When he is asked to be part of an experiment that could make him smarter, he agrees, not knowing that the effects will wear off after a while. He also has a possibility to die of a brain disease after the experiment, which leads us to a question: Was Charlie better off before or after the experiment? While some might say that Charlie got to experience what being smart was like, the answer is clear: Charlie was better before the experiment
Having a steady amount of physical activity each day will do wonders for kids down the road. The benefits are tremendous and can lower risk of diabetes, lower blood pressure, and lower chance of obesity. In schools across the United States, physical education has been substantially reduced and in some cases completely eliminated in response to budget concerns and pressures to improve academic test scores. Yet the available evidence shows that children who are physically active and fit tend to perform better in the classroom, and that daily physical education does not adversely affect academic performance. Schools can provide outstanding learning environments while improving children’s health through physical education.
I read a study last week that described middle children as the most forgotten child. It didn’t use those words exactly, but with phrases like “least talkative”, “least bold” and “lack of attention” it’s easy to get the gist. As the second oldest in a family of four kids, I originally agreed with this sentiment. I’ve had more than my fair share of being forgotten by my parents at shops. Twice the amount of all my siblings combined.

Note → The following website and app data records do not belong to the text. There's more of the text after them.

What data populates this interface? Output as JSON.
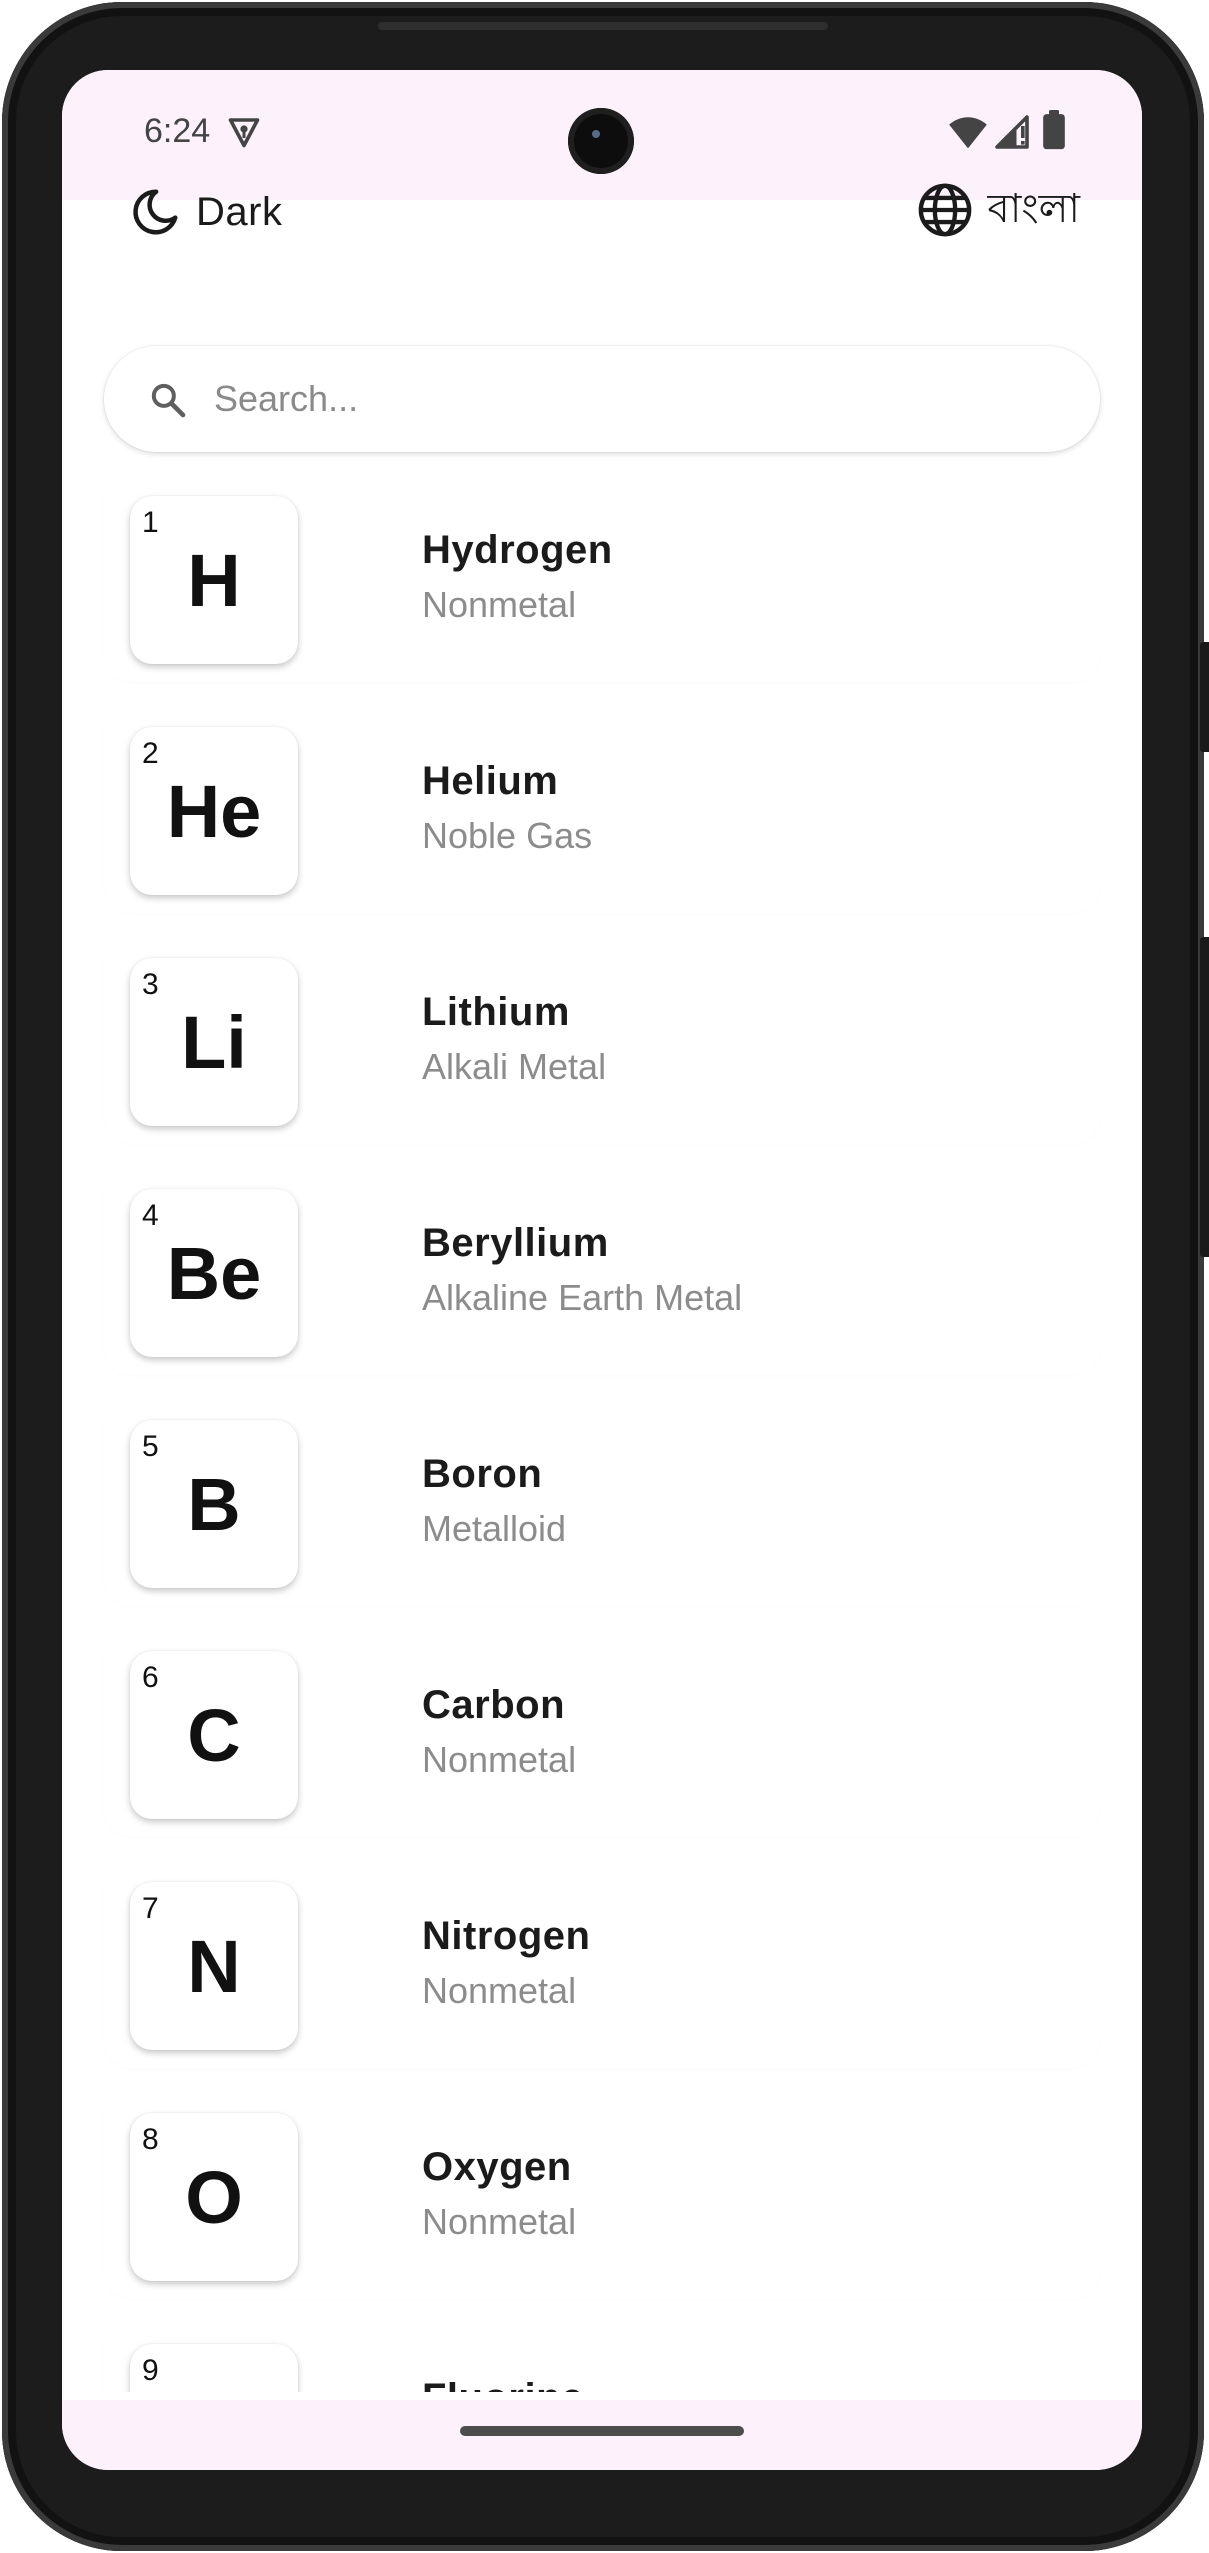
{
  "status_bar": {
    "time": "6:24",
    "vpn_icon": "vpn-key-icon",
    "wifi_icon": "wifi-icon",
    "signal_icon": "signal-icon",
    "battery_icon": "battery-icon"
  },
  "header": {
    "theme_label": "Dark",
    "theme_icon": "moon-icon",
    "language_label": "বাংলা",
    "language_icon": "globe-icon"
  },
  "search": {
    "placeholder": "Search...",
    "value": "",
    "icon": "search-icon"
  },
  "elements": [
    {
      "number": "1",
      "symbol": "H",
      "name": "Hydrogen",
      "category": "Nonmetal"
    },
    {
      "number": "2",
      "symbol": "He",
      "name": "Helium",
      "category": "Noble Gas"
    },
    {
      "number": "3",
      "symbol": "Li",
      "name": "Lithium",
      "category": "Alkali Metal"
    },
    {
      "number": "4",
      "symbol": "Be",
      "name": "Beryllium",
      "category": "Alkaline Earth Metal"
    },
    {
      "number": "5",
      "symbol": "B",
      "name": "Boron",
      "category": "Metalloid"
    },
    {
      "number": "6",
      "symbol": "C",
      "name": "Carbon",
      "category": "Nonmetal"
    },
    {
      "number": "7",
      "symbol": "N",
      "name": "Nitrogen",
      "category": "Nonmetal"
    },
    {
      "number": "8",
      "symbol": "O",
      "name": "Oxygen",
      "category": "Nonmetal"
    },
    {
      "number": "9",
      "symbol": "",
      "name": "Fluorine",
      "category": ""
    }
  ],
  "colors": {
    "system_bar_bg": "#fdf2fb",
    "text_primary": "#1b1b1b",
    "text_secondary": "#8c8c8c"
  }
}
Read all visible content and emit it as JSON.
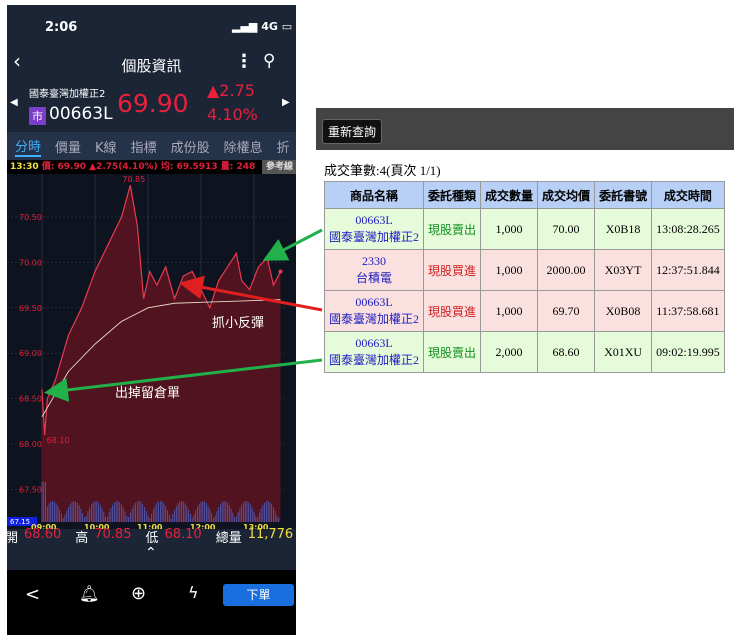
{
  "status": {
    "time": "2:06",
    "network": "4G"
  },
  "header": {
    "title": "個股資訊"
  },
  "stock": {
    "name": "國泰臺灣加權正2",
    "market_badge": "市",
    "code": "00663L",
    "price": "69.90",
    "change": "▲2.75",
    "change_pct": "4.10%"
  },
  "tabs": [
    "分時",
    "價量",
    "K線",
    "指標",
    "成份股",
    "除權息",
    "折"
  ],
  "infobar": {
    "time": "13:30",
    "price": "價: 69.90 ▲2.75(4.10%)",
    "avg": "均: 69.5913",
    "vol": "量: 248",
    "ref_button": "參考線"
  },
  "chart_data": {
    "type": "line",
    "title": "",
    "high_label": "70.85",
    "low_label": "68.10",
    "last_label": "67.15",
    "y_ticks": [
      "70.50",
      "70.00",
      "69.50",
      "69.00",
      "68.50",
      "68.00",
      "67.50"
    ],
    "x_ticks": [
      "09:00",
      "10:00",
      "11:00",
      "12:00",
      "13:00"
    ],
    "ylim": [
      67.15,
      70.95
    ],
    "price": [
      [
        0,
        68.6
      ],
      [
        3,
        68.1
      ],
      [
        6,
        68.5
      ],
      [
        15,
        68.7
      ],
      [
        30,
        69.2
      ],
      [
        45,
        69.5
      ],
      [
        60,
        69.9
      ],
      [
        75,
        70.2
      ],
      [
        90,
        70.5
      ],
      [
        100,
        70.85
      ],
      [
        108,
        70.4
      ],
      [
        115,
        69.6
      ],
      [
        122,
        69.9
      ],
      [
        130,
        69.75
      ],
      [
        140,
        69.95
      ],
      [
        150,
        69.6
      ],
      [
        160,
        69.85
      ],
      [
        170,
        69.9
      ],
      [
        180,
        69.7
      ],
      [
        190,
        69.5
      ],
      [
        200,
        69.8
      ],
      [
        210,
        69.95
      ],
      [
        220,
        70.1
      ],
      [
        226,
        69.8
      ],
      [
        235,
        69.7
      ],
      [
        245,
        69.95
      ],
      [
        255,
        70.05
      ],
      [
        262,
        69.75
      ],
      [
        270,
        69.9
      ]
    ],
    "avg": [
      [
        0,
        68.3
      ],
      [
        30,
        68.8
      ],
      [
        60,
        69.1
      ],
      [
        90,
        69.35
      ],
      [
        120,
        69.5
      ],
      [
        150,
        69.55
      ],
      [
        180,
        69.56
      ],
      [
        210,
        69.57
      ],
      [
        240,
        69.58
      ],
      [
        270,
        69.59
      ]
    ]
  },
  "annotations": {
    "buy": "抓小反彈",
    "sell": "出掉留倉單"
  },
  "summary": {
    "open_label": "開",
    "open": "68.60",
    "high_label": "高",
    "high": "70.85",
    "low_label": "低",
    "low": "68.10",
    "vol_label": "總量",
    "vol": "11,776"
  },
  "toolbar": {
    "order": "下單"
  },
  "trades": {
    "refresh": "重新查詢",
    "count": "成交筆數:4(頁次 1/1)",
    "headers": [
      "商品名稱",
      "委託種類",
      "成交數量",
      "成交均價",
      "委託書號",
      "成交時間"
    ],
    "rows": [
      {
        "code": "00663L",
        "name": "國泰臺灣加權正2",
        "type": "現股賣出",
        "qty": "1,000",
        "price": "70.00",
        "order": "X0B18",
        "time": "13:08:28.265"
      },
      {
        "code": "2330",
        "name": "台積電",
        "type": "現股買進",
        "qty": "1,000",
        "price": "2000.00",
        "order": "X03YT",
        "time": "12:37:51.844"
      },
      {
        "code": "00663L",
        "name": "國泰臺灣加權正2",
        "type": "現股買進",
        "qty": "1,000",
        "price": "69.70",
        "order": "X0B08",
        "time": "11:37:58.681"
      },
      {
        "code": "00663L",
        "name": "國泰臺灣加權正2",
        "type": "現股賣出",
        "qty": "2,000",
        "price": "68.60",
        "order": "X01XU",
        "time": "09:02:19.995"
      }
    ]
  }
}
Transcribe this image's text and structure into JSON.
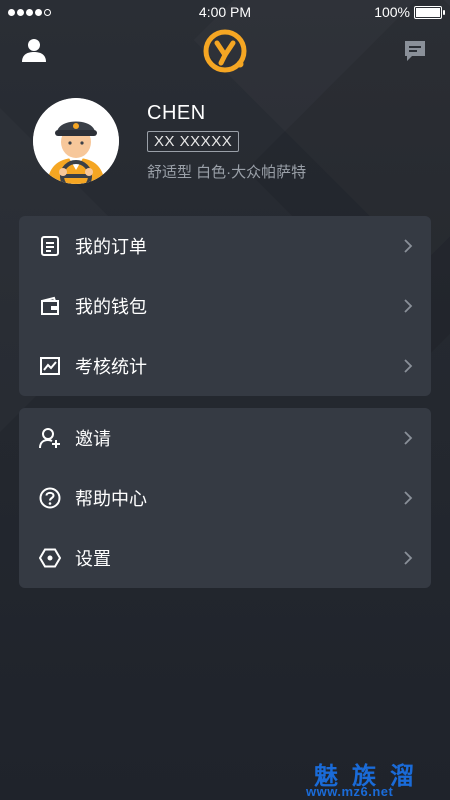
{
  "status_bar": {
    "time": "4:00 PM",
    "battery_text": "100%",
    "battery_level": 1.0,
    "signal_bars_filled": 4,
    "signal_bars_total": 5
  },
  "nav": {
    "user_icon": "user-icon",
    "logo_icon": "app-logo-icon",
    "message_icon": "message-icon"
  },
  "profile": {
    "name": "CHEN",
    "plate": "XX XXXXX",
    "car_info": "舒适型 白色·大众帕萨特"
  },
  "menu_group_1": [
    {
      "label": "我的订单",
      "icon": "order-icon"
    },
    {
      "label": "我的钱包",
      "icon": "wallet-icon"
    },
    {
      "label": "考核统计",
      "icon": "stats-icon"
    }
  ],
  "menu_group_2": [
    {
      "label": "邀请",
      "icon": "invite-icon"
    },
    {
      "label": "帮助中心",
      "icon": "help-icon"
    },
    {
      "label": "设置",
      "icon": "settings-icon"
    }
  ],
  "watermark": {
    "title": "魅族溜",
    "url": "www.mz6.net"
  },
  "colors": {
    "background": "#252930",
    "card": "#353a43",
    "accent": "#f5a623",
    "watermark": "#1a6bd8",
    "secondary_text": "#9aa0a8"
  }
}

They gobbled down the marshmallow immediately. The rest struggled hard to resist eating it. They covered their eyes, talked to themselves, sang, played games, even tried to go to sleep. The preschoolers who were able to wait were rewarded with two marshmallows when the researcher returned. Twelve to fourteen years later the same kids were re-evaluated.
Studies have shown from an experiment conducted by a well-known psychologist in the twentieth century, Walter Mischel, that children who decided to delay gratification would gain better outcomes in their lives such as receiving high test scores and better skills in general. The Marshmallow Experiment shows that delaying gratification will improve children's lives. Even though children will possibly not include delaying gratification in their lives when they grow older, parents should teach their children to delay gratification for better lifestyle decisions because children will receive better test scores, retain a healthy diet, have greater social skills and will succeed better in the choices they make. Walter Mischel decided among his colleagues to test the human ability to delay gratification. From this, they created the "Marshmallow Experiment," which consisted that the those conducting will lead a child into a room and offer two choices.
In fact, the reason they are healthy is because they are sponging off the herd immunity of their classmates who were vaccinated…” But what about the healthy unvaccinated homeschooled kids? If their siblings aren’t vaccinated how can they sponge off the herd of immunity? According to a recent pilot study done by Anthony Mawson, a professor in the Department of Epidemiology and Biostatistics in the School of Public Health at Jackson State University, it was discovered that reduced odds of chickenpox and whooping cough were found among the vaccinated but increased odds were found for many other physician diagnosed conditions. Both vaccinated and unvaccinated children in the study got sick sometimes and vaccinated children were less likely to have some infections they were vaccinated against, however, children in both groups had about the same rates of infection with measles, mumps, Hepatitis A and B, influenza, rotavirus and meningitis (both viral and bacterial). Unvaccinated children in the study were actually better protected against some “vaccine-preventable diseases” than children who got the
“The school lunch program, begun in the 1970s as a result of bipartisan federal legislation, has been by most measures an enormous success. For lots of poor families it’s become a way to count on at least getting one decent meal into their children, and when it disappears it’s catastrophic,” (page 224) In the essay “Schools out for the Summer” Quindlen writes about the problem of hunger in the USA. The problem Quindlen is writing about is how some kids don 't get food during their summer break from school. Not everyone is able to use food stamps. As well as “The average length of a food stamp application is twelve often impenetrable pages.”(page 224) Most don’t actually know that they are eligible to even apply for stamps and some don
Children smile for their own selfish gain, and in order to survive, they need to give the caregiver positive feedback hence why they smile so much. Although selfish why not take a little pleasure in participating in this beautiful site. Not only is a child's smile adorable, but it releases a hormone called oxytocin, which is more commonly known as the love hormone. Should the child be yours it's obvious more love would be exerted on that child, but love can be exerted onto any
In this show, Philip Zimbardo talks about the time perspective and how it works in our lives. Times controls us, how we can manage our lives, enjoying our time now and the future, and make our future the way we want it to see. Of course not everything depends on us, but we can change a lot in our lives. Zimbardo gave a great example on how the experiment was made with kids “If you wait to have two marshmallows then you have to wait, if not you will have just one” If we wait we might get something much better in the future. Those who have patience achieve better things in their future life.
In fact, they are the most effective influence for their children. Parents can affect their children’s development Infants and Childhood development !5 based on various factors which primarily include: direct interaction, emotional identification, and family stories. Direct interaction, which is the easiest way to communicate with children, involves praising or rewarding the children for doing something good or punishing them in case they did an undesirable action as well as the transferring knowledge. (11) For example, if the children asked for a candy in a polite way, they will get praised for it and rewarded as a consequence. However, if they yelled and asked in a rude way, they would be punished for their bad behavior.